* Required action *
Please state the number of lines in the entries below where the word "Google" appears. Include nothing else.

_ _ _

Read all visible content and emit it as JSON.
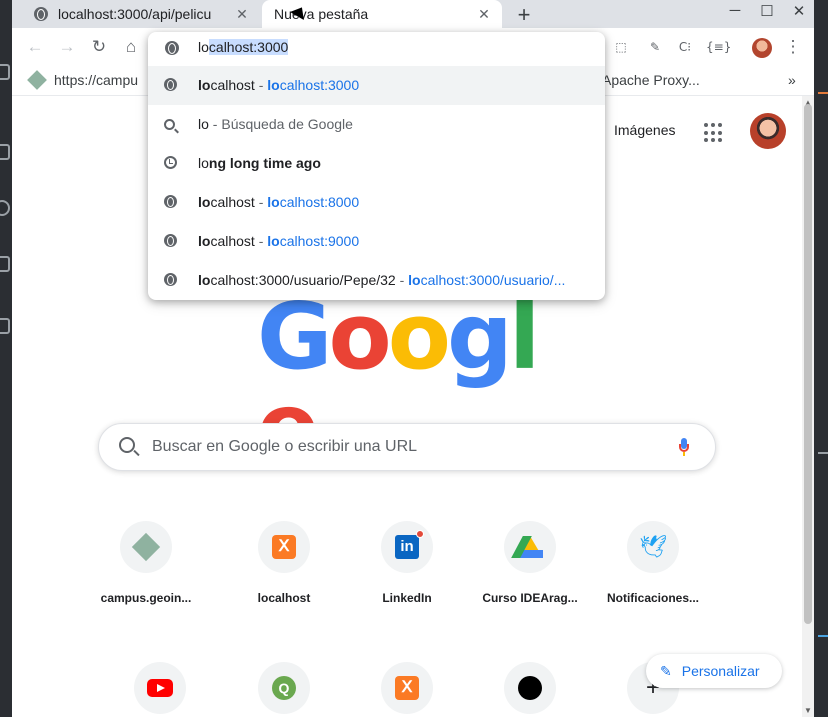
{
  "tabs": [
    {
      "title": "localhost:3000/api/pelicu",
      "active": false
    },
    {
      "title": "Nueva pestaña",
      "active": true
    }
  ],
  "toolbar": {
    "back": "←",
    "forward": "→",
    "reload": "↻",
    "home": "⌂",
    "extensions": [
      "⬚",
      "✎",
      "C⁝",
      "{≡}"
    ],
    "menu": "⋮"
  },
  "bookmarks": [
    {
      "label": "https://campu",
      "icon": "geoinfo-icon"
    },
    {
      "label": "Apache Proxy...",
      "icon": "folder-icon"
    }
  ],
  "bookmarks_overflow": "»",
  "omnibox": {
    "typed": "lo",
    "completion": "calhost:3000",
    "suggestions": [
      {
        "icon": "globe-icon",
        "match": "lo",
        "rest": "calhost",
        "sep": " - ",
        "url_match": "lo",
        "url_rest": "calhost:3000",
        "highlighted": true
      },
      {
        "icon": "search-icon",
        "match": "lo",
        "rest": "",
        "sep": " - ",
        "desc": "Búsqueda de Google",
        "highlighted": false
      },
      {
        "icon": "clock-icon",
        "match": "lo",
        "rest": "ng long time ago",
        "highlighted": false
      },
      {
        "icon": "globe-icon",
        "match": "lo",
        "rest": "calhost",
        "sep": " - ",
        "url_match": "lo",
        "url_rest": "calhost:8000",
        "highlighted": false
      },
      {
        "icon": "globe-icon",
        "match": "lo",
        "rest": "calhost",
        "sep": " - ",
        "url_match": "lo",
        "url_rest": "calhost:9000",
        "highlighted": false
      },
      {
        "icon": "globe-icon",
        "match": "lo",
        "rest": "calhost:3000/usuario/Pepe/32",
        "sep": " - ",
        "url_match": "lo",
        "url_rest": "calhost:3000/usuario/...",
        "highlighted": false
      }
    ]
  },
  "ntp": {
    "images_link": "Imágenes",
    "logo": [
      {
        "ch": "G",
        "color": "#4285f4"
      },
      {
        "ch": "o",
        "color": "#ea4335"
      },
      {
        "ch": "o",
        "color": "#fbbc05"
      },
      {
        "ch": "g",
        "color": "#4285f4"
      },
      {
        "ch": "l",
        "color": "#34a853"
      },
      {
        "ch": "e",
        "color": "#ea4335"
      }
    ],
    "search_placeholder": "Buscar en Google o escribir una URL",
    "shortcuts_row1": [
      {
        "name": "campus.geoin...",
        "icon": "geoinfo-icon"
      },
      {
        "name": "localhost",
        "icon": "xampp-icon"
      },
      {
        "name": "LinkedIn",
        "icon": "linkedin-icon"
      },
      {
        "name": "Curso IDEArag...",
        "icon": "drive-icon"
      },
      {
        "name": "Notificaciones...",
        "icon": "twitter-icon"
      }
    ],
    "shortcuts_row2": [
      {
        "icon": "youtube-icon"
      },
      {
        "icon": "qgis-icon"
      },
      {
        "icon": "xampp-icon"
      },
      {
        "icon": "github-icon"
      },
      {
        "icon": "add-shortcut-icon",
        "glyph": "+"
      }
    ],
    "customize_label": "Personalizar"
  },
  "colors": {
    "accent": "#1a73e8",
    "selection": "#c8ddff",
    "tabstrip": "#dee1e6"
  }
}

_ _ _

* Answer section *
2